The Himalayan Face-off
By Shishir Gupta
Pages: 330; Price: Rs 650
Despite sharing a 3,488 km border, India and China have had relatively little to do with each other throughout their long histories. India did engage with Tibet, now grudgingly recognised as part of China, but with the Middle Kingdom as such, it had only the most tenuous of ties. It is only now, as two of the biggest economies in a globalised world, and both nuclear powers to boot, that they are forced to interact closely at several levels. But the interaction is vitiated by the persisting border dispute between the two countries and in India in particular, by memories of the 1962 border war, in which it was roundly trounced.
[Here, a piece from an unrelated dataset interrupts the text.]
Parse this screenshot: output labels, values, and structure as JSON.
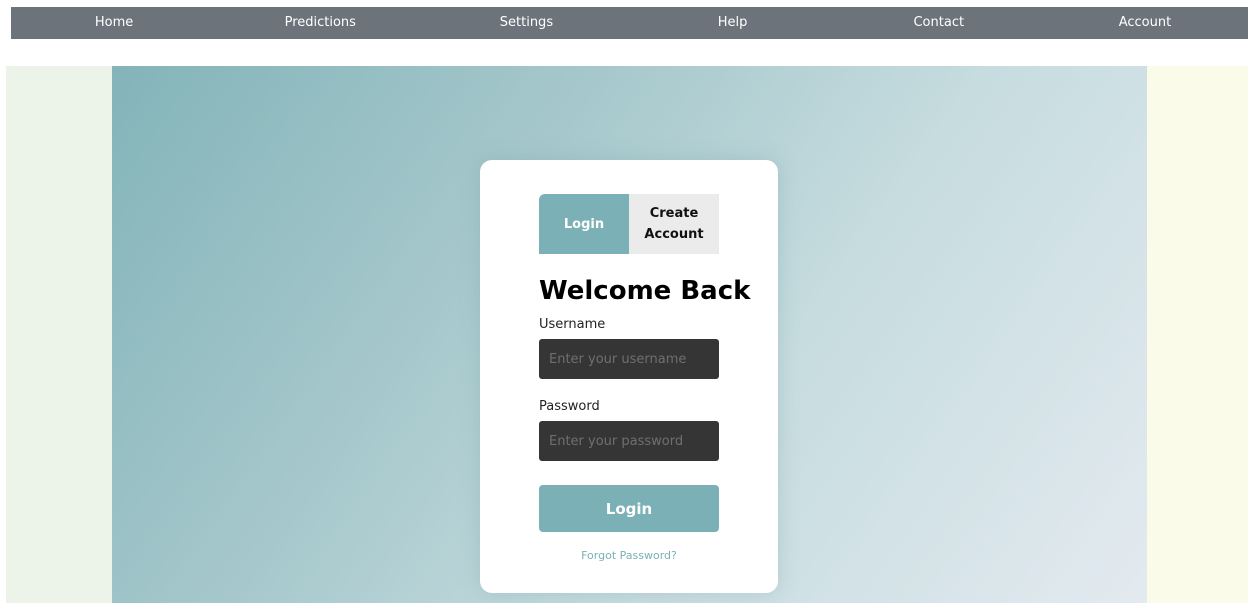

Shishir Gupta's book is the latest to examine this uneasy relationship, albeit entirely from the Indian viewpoint. What it does underscore is how deeply suspicious India remains of the Chinese government's attitude and intentions primarily because the latter's pronouncements and actions frequently do not match. China has repeatedly stressed that India is a partner, not a rival and that their common interests far outweigh their differences. And no doubt trade between the two, though skewed heavily in China's favour, has been steadily increasing - in 2011/12, it stood at $75.4 billion against $59 billion the previous fiscal year. Again, though the border issue is nowhere near resolution, there is the Peace and Tranquility Agreement of 1993, and two more signed in 1996 and 2005, that commits both nations to a peaceful border.
Gupta documents the ups and downs of the relationship in detail, quoting liberally from policy papers and government reports, as well as his discussions with those involved in shaping India's China policy. Former foreign secretary Shyam Saran in particular, who has travelled extensively in the border areas, is quoted at length. Overall, he believes, India has been far too accommodating in its approach. "Even though China has been acting as a bully in Asia for the past decade to force the world to recognise Beijing's arrival on the global stage, New Delhi's stance is of a weak power which wants to play in the premier league but is afraid of it," he writes. The Daulat Beg Oldi face-off, he maintains, signalled a change as India for once retaliated by building a tin shed, bang on the Line of Actual Control, in response to the six tents the Chinese had put up on the Indian side and finally got the Chinese to vacate.
But, in fact, as his own book documents, in recent years India has been doing a good deal - not only beefing up infrastructure in the border areas but also actively countering the growing Chinese influence on its smaller neighbours - Nepal, Bhutan, and Bangladesh - with initiatives of its own.